Where an entry holds an image, skip the image but reproduce the rest word for word.
■ ■ ■ ■
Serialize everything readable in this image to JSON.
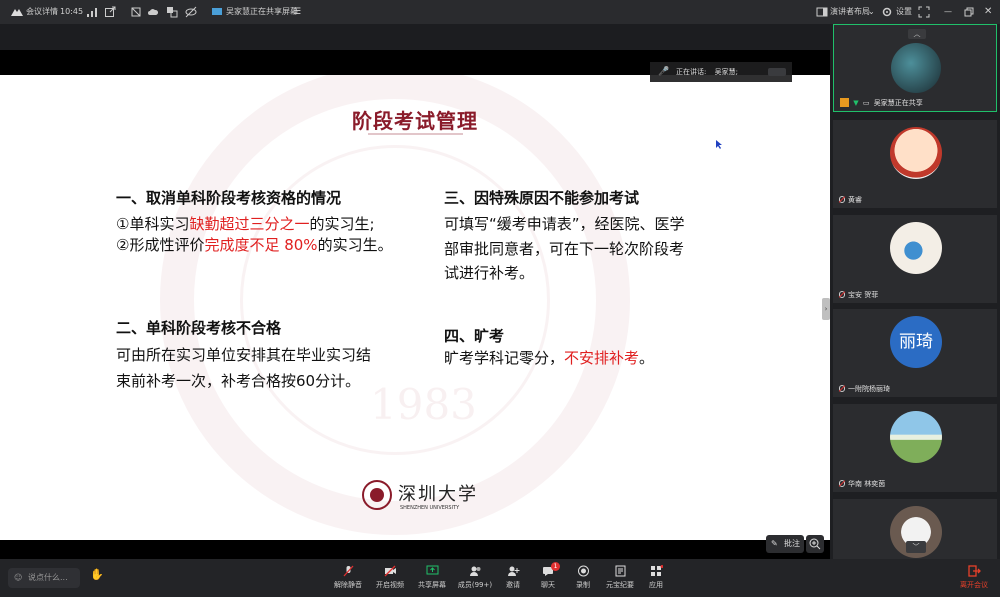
{
  "topbar": {
    "app_name": "会议详情",
    "time": "10:45",
    "sharing_status": "吴家慧正在共享屏幕",
    "layout_label": "演讲者布局",
    "settings_label": "设置"
  },
  "slide": {
    "title": "阶段考试管理",
    "sections": [
      {
        "heading": "一、取消单科阶段考核资格的情况",
        "line1_a": "①单科实习",
        "line1_red": "缺勤超过三分之一",
        "line1_b": "的实习生;",
        "line2_a": "②形成性评价",
        "line2_red": "完成度不足 80%",
        "line2_b": "的实习生。"
      },
      {
        "heading": "二、单科阶段考核不合格",
        "line1": "可由所在实习单位安排其在毕业实习结",
        "line2": "束前补考一次，补考合格按60分计。"
      },
      {
        "heading": "三、因特殊原因不能参加考试",
        "line1": "可填写“缓考申请表”，经医院、医学",
        "line2": "部审批同意者，可在下一轮次阶段考",
        "line3": "试进行补考。"
      },
      {
        "heading": "四、旷考",
        "line_a": "旷考学科记零分，",
        "line_red": "不安排补考",
        "line_b": "。"
      }
    ],
    "logo_cn": "深圳大学",
    "logo_en": "SHENZHEN UNIVERSITY",
    "watermark_year": "1983"
  },
  "speaking": {
    "label": "正在讲话:",
    "name": "吴家慧;"
  },
  "annotate_label": "批注",
  "participants": [
    {
      "name": "吴家慧正在共享",
      "avatar_text": ""
    },
    {
      "name": "黄睿",
      "avatar_text": ""
    },
    {
      "name": "宝安 贺菲",
      "avatar_text": ""
    },
    {
      "name": "一附院杨丽琦",
      "avatar_text": "丽琦"
    },
    {
      "name": "华南 林奕茵",
      "avatar_text": ""
    }
  ],
  "bottombar": {
    "say_placeholder": "说点什么...",
    "mute": "解除静音",
    "video": "开启视频",
    "share": "共享屏幕",
    "members": "成员(99+)",
    "invite": "邀请",
    "chat": "聊天",
    "chat_badge": "1",
    "record": "录制",
    "minutes": "元宝纪要",
    "apps": "应用",
    "leave": "离开会议"
  },
  "colors": {
    "accent_green": "#20c06a",
    "red": "#e02020",
    "leave_red": "#e8402a",
    "avatar_blue": "#2b6cc4"
  }
}
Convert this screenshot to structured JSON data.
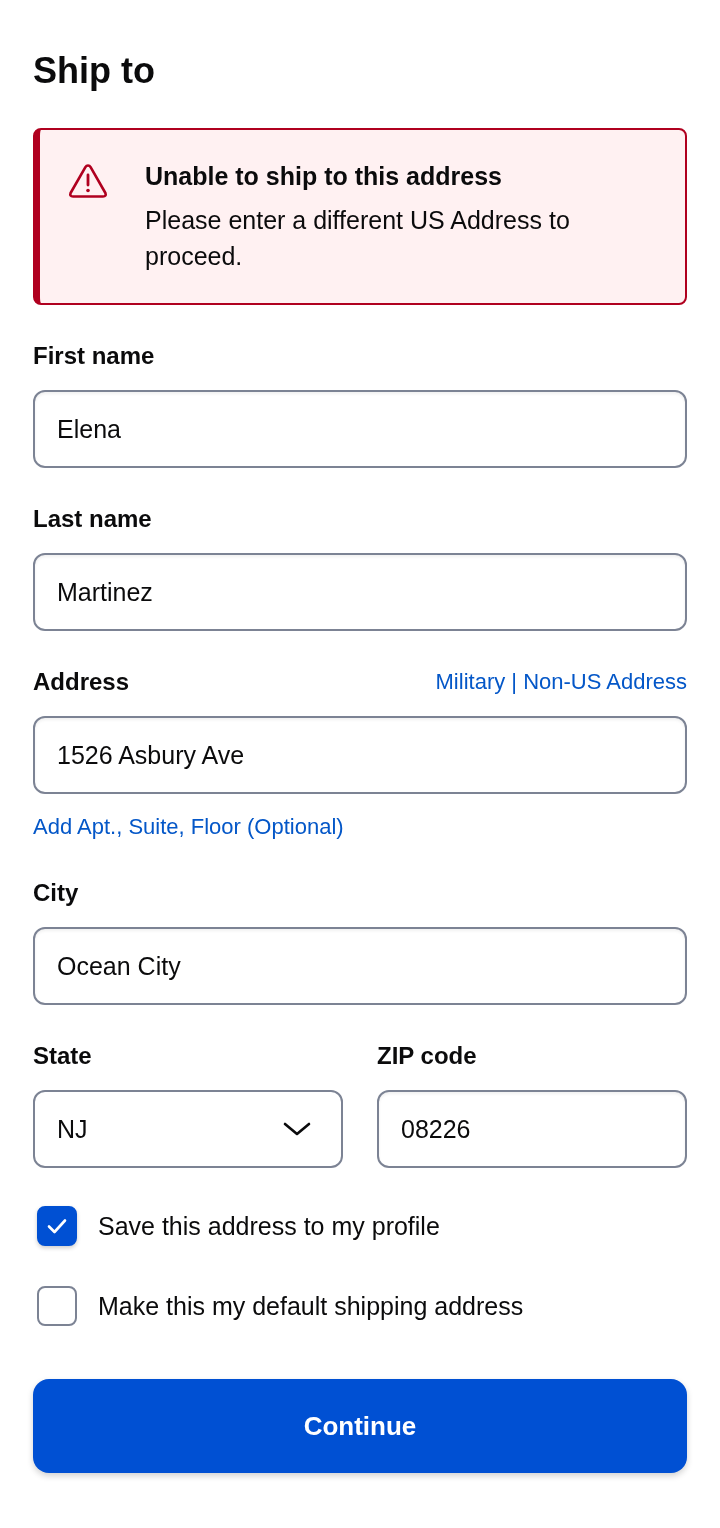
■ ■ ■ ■
■ Exercise response:
Serialize everything readable in this image to JSON.
{
  "topbar": {
    "app_name": "会议详情",
    "time": "10:45",
    "sharing_status": "吴家慧正在共享屏幕",
    "layout_label": "演讲者布局",
    "settings_label": "设置"
  },
  "slide": {
    "title": "阶段考试管理",
    "sections": [
      {
        "heading": "一、取消单科阶段考核资格的情况",
        "line1_a": "①单科实习",
        "line1_red": "缺勤超过三分之一",
        "line1_b": "的实习生;",
        "line2_a": "②形成性评价",
        "line2_red": "完成度不足 80%",
        "line2_b": "的实习生。"
      },
      {
        "heading": "二、单科阶段考核不合格",
        "line1": "可由所在实习单位安排其在毕业实习结",
        "line2": "束前补考一次，补考合格按60分计。"
      },
      {
        "heading": "三、因特殊原因不能参加考试",
        "line1": "可填写“缓考申请表”，经医院、医学",
        "line2": "部审批同意者，可在下一轮次阶段考",
        "line3": "试进行补考。"
      },
      {
        "heading": "四、旷考",
        "line_a": "旷考学科记零分，",
        "line_red": "不安排补考",
        "line_b": "。"
      }
    ],
    "logo_cn": "深圳大学",
    "logo_en": "SHENZHEN UNIVERSITY",
    "watermark_year": "1983"
  },
  "speaking": {
    "label": "正在讲话:",
    "name": "吴家慧;"
  },
  "annotate_label": "批注",
  "participants": [
    {
      "name": "吴家慧正在共享",
      "avatar_text": ""
    },
    {
      "name": "黄睿",
      "avatar_text": ""
    },
    {
      "name": "宝安 贺菲",
      "avatar_text": ""
    },
    {
      "name": "一附院杨丽琦",
      "avatar_text": "丽琦"
    },
    {
      "name": "华南 林奕茵",
      "avatar_text": ""
    }
  ],
  "bottombar": {
    "say_placeholder": "说点什么...",
    "mute": "解除静音",
    "video": "开启视频",
    "share": "共享屏幕",
    "members": "成员(99+)",
    "invite": "邀请",
    "chat": "聊天",
    "chat_badge": "1",
    "record": "录制",
    "minutes": "元宝纪要",
    "apps": "应用",
    "leave": "离开会议"
  },
  "colors": {
    "accent_green": "#20c06a",
    "red": "#e02020",
    "leave_red": "#e8402a",
    "avatar_blue": "#2b6cc4"
  }
}
Convert this screenshot to structured JSON data.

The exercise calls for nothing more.